**ABOUT THIS TASK:**
The answer must be one number: how many lines of the records contain "verified".

**SUPPLIED ENTRIES:**
--------------------

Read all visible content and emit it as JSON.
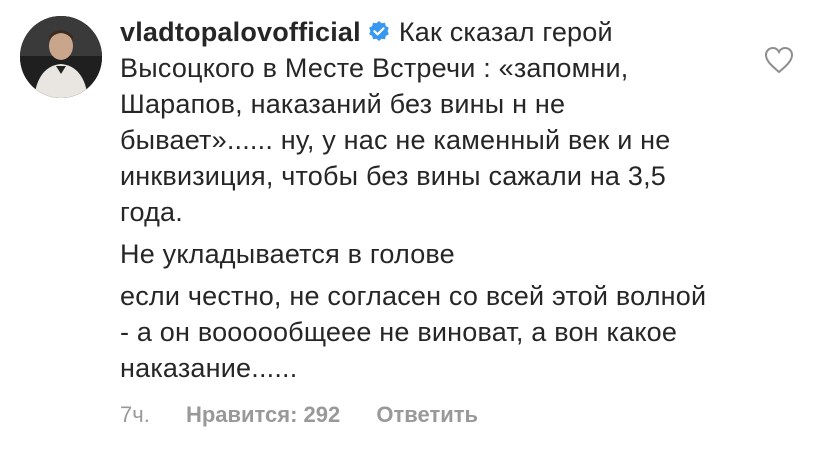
{
  "comment": {
    "username": "vladtopalovofficial",
    "verified": true,
    "paragraphs": [
      "Как сказал герой Высоцкого в Месте Встречи : «запомни, Шарапов, наказаний без вины н не бывает»...... ну, у нас не каменный век и не инквизиция, чтобы без вины сажали на 3,5 года.",
      "Не укладывается в голове",
      "если честно, не согласен со всей этой волной - а он вооооoбщееe не виноват, а вон какое наказание......"
    ],
    "time": "7ч.",
    "likes": "Нравится: 292",
    "reply": "Ответить"
  },
  "icons": {
    "verified": "verified-badge-icon",
    "heart": "heart-outline-icon",
    "avatar": "profile-photo"
  },
  "colors": {
    "text": "#262626",
    "meta": "#999999",
    "verified": "#3897f0"
  }
}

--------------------

**WRITTEN ANSWER:**
3